SHAPIRO: Why would the United States worry about China rebuilding the Bahamas?
ORDOÑEZ: Well, the Bahamas are very, very close to the United States. Parts are only about 50 miles from Florida. The Trump administration officially says it's focused now on the Bahamas' immediate recovery. But privately, officials do tell me that they're also concerned about some of the long-term impacts of having one of America's major adversaries working so close to the mainland.
I actually spoke to John Dermody, who was at the National Security Council until earlier this summer. He said there are some in the administration who will see China trying to build leverage in the Western Hemisphere and weaken U.S. influence.
JOHN DERMODY: And I would say that the concern is particularly acute where the investment is going to be in information technology. And in light of the catastrophic damage of the Bahamas, I think that's going to be an issue.
ORDOÑEZ: You know, the big picture is that this is all part of larger concerns that the Trump administration has about growing Chinese influence around the world.
SHAPIRO: Franco, there is this huge humanitarian crisis in the Bahamas. I mean, we were just hearing about bodies on a beach.
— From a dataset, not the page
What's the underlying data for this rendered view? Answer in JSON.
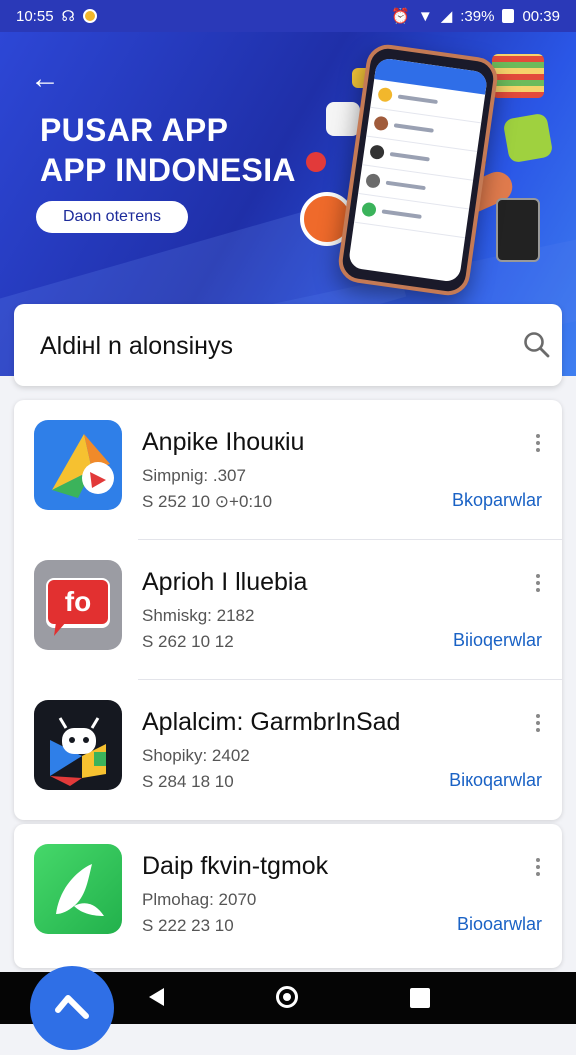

Is it premature for the administration to worry about China's role in the redevelopment of the country?
ORDOÑEZ: I mean, totally understood. I mean, we just heard Jason talk about it. And those are immediate needs, and they're overwhelming. And the administration assures me that they're as focused on those as well. But these concerns are more long term, and they're being focused on by different individuals.
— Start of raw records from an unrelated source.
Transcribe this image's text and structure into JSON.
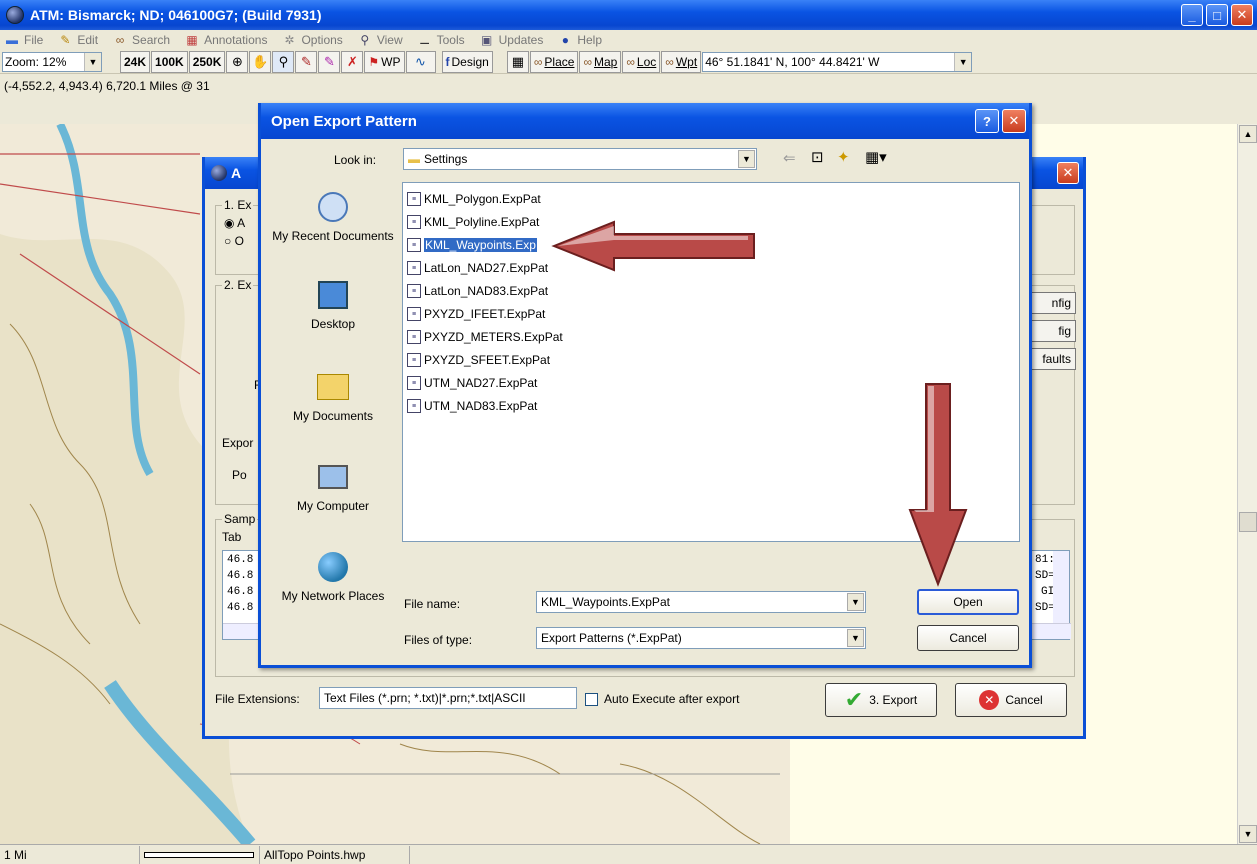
{
  "window": {
    "title": "ATM: Bismarck; ND; 046100G7; (Build 7931)"
  },
  "menu": [
    {
      "label": "File",
      "icon": "folder-icon"
    },
    {
      "label": "Edit",
      "icon": "edit-icon"
    },
    {
      "label": "Search",
      "icon": "binoculars-icon"
    },
    {
      "label": "Annotations",
      "icon": "annotations-icon"
    },
    {
      "label": "Options",
      "icon": "options-icon"
    },
    {
      "label": "View",
      "icon": "view-icon"
    },
    {
      "label": "Tools",
      "icon": "tools-icon"
    },
    {
      "label": "Updates",
      "icon": "updates-icon"
    },
    {
      "label": "Help",
      "icon": "help-icon"
    }
  ],
  "toolbar": {
    "zoom": "Zoom: 12%",
    "scale_24k": "24K",
    "scale_100k": "100K",
    "scale_250k": "250K",
    "wp": "WP",
    "design": "Design",
    "place": "Place",
    "map": "Map",
    "loc": "Loc",
    "wpt": "Wpt",
    "coords": "46° 51.1841' N, 100° 44.8421' W"
  },
  "coord_line": "(-4,552.2, 4,943.4) 6,720.1 Miles @ 31",
  "statusbar": {
    "scale": "1 Mi",
    "file": "AllTopo Points.hwp"
  },
  "export_dialog": {
    "title": "A",
    "group1": "1. Ex",
    "radio1": "A",
    "radio2": "O",
    "group2": "2. Ex",
    "label_f": "F",
    "label_expor": "Expor",
    "label_po": "Po",
    "sample_group": "Samp",
    "tabs_label": "Tab",
    "config_btn": "nfig",
    "config2_btn": "fig",
    "defaults_btn": "faults",
    "sample_rows": [
      "46.8",
      "46.8",
      "46.8",
      "46.8"
    ],
    "sample_right": [
      "81:",
      "SD=",
      "GI",
      "SD="
    ],
    "file_ext_label": "File Extensions:",
    "file_ext_value": "Text Files (*.prn; *.txt)|*.prn;*.txt|ASCII",
    "auto_execute": "Auto Execute after export",
    "export_btn": "3. Export",
    "cancel_btn": "Cancel"
  },
  "open_dialog": {
    "title": "Open Export Pattern",
    "look_in_label": "Look in:",
    "look_in_value": "Settings",
    "places": [
      {
        "label": "My Recent Documents",
        "icon": "recent-documents-icon"
      },
      {
        "label": "Desktop",
        "icon": "desktop-icon"
      },
      {
        "label": "My Documents",
        "icon": "my-documents-icon"
      },
      {
        "label": "My Computer",
        "icon": "my-computer-icon"
      },
      {
        "label": "My Network Places",
        "icon": "network-places-icon"
      }
    ],
    "files": [
      "KML_Polygon.ExpPat",
      "KML_Polyline.ExpPat",
      "KML_Waypoints.ExpPat",
      "LatLon_NAD27.ExpPat",
      "LatLon_NAD83.ExpPat",
      "PXYZD_IFEET.ExpPat",
      "PXYZD_METERS.ExpPat",
      "PXYZD_SFEET.ExpPat",
      "UTM_NAD27.ExpPat",
      "UTM_NAD83.ExpPat"
    ],
    "selected_file_label": "KML_Waypoints.Exp",
    "file_name_label": "File name:",
    "file_name_value": "KML_Waypoints.ExpPat",
    "files_of_type_label": "Files of type:",
    "files_of_type_value": "Export Patterns (*.ExpPat)",
    "open_btn": "Open",
    "cancel_btn": "Cancel"
  },
  "colors": {
    "xp_blue": "#0a54e3",
    "arrow_red": "#b94a48",
    "selection": "#316ac5"
  }
}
And as another former National Security Council official put it to me, you know, there is concern that the Chinese rebuilding the telecommunication system in the Bahamas, which could certainly happen, and that it could make it easier for China to tap into U.S. systems and essentially spy on Americans. Or, he said, the Chinese could eventually gain enough influence to build some type of permanent presence or a base in the region.
Another factor is the Bahamas are a key ally of the United States on important regional issues such as Venezuela. And there are feelings that the United States can't risk losing that dependable support at international forums - take the United Nations or Organization of American States.
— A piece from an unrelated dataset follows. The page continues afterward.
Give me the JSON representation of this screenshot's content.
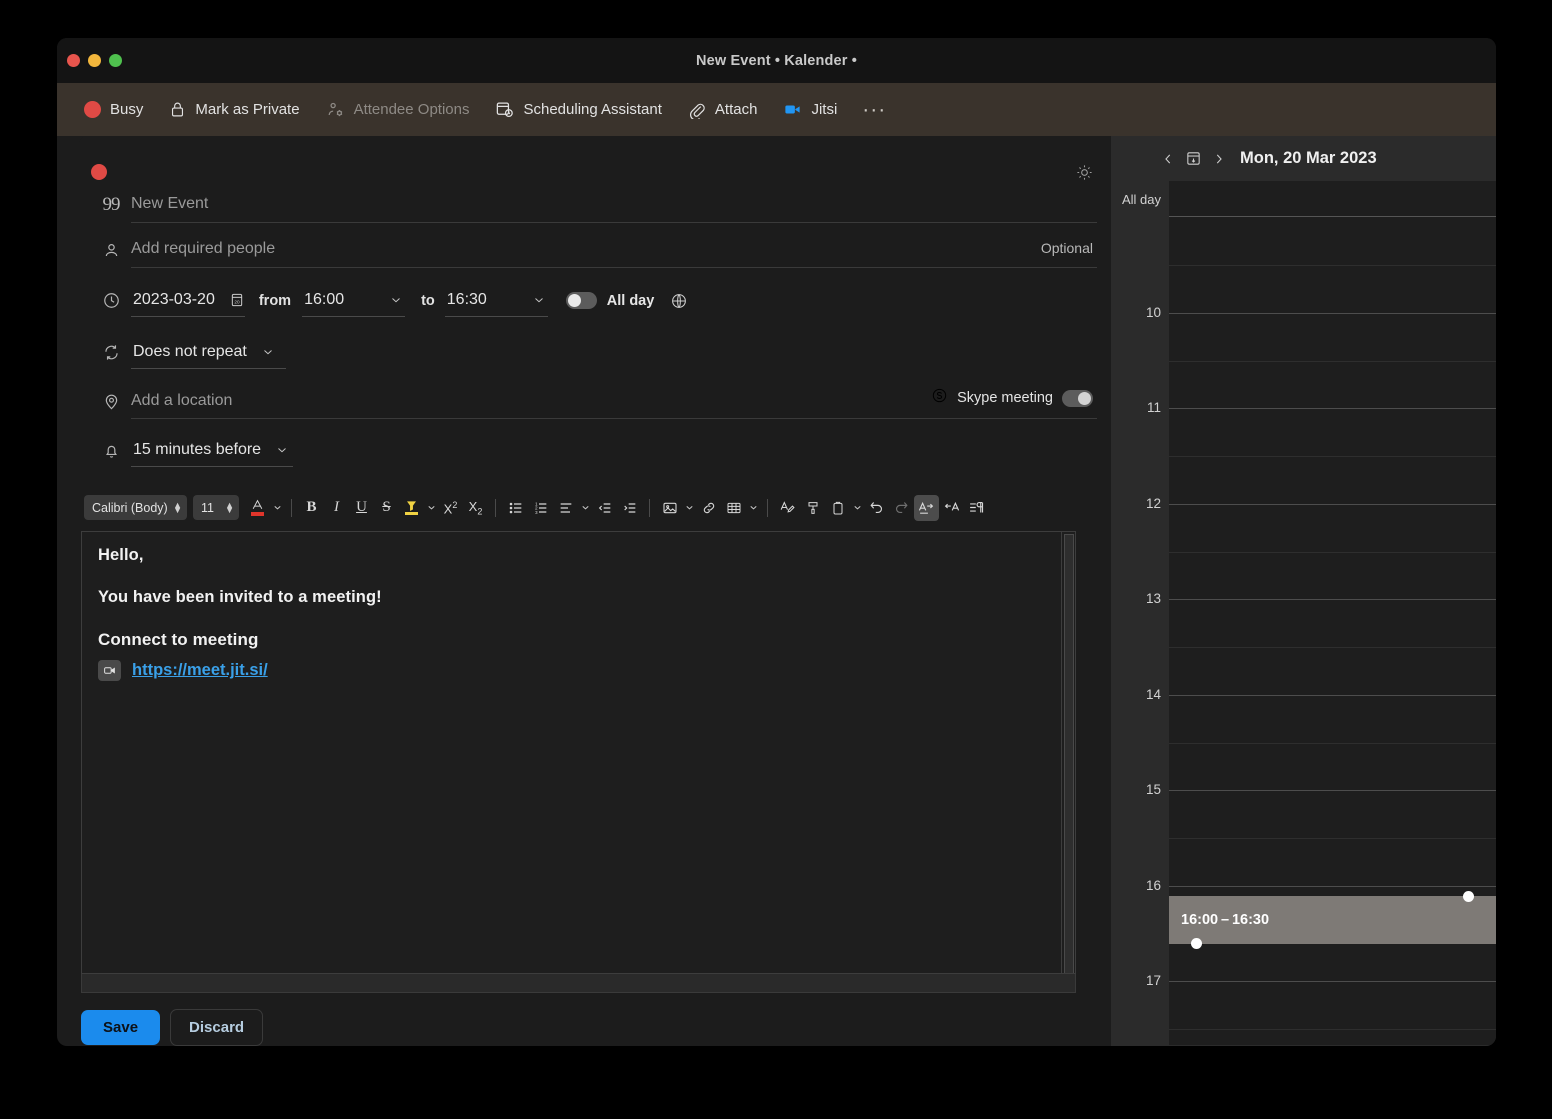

SHAPIRO: What options does the U.S. have? I mean, it's hard to imagine the Trump administration offering for the U.S. to singlehandedly rebuild the telecommunication system in the Bahamas, right?
ORDOÑEZ: True. I mean, maybe not much, really, at least as it relates to the Bahamas. The United States has been pushing back very aggressively on Chinese influence. U.S. officials have warned allies in Latin America to be aware of China's predatory lending practices. They always say there are always strings attached.
But it is complicated. The Bahamas have huge needs. The United - and the United States can't do everything, nor do necessarily officials want to do everything considering the limitations that have been put on foreign aid. And if the United States is not willing to pony up aid, then it's hard for the United States to tell countries like China and tell - also tell countries like the Bahamas that they can't accept a helping hand elsewhere.
SHAPIRO: NPR White House correspondent Franco Ordoñez.
ORDOÑEZ: Thank you. Transcript provided by NPR, Copyright NPR.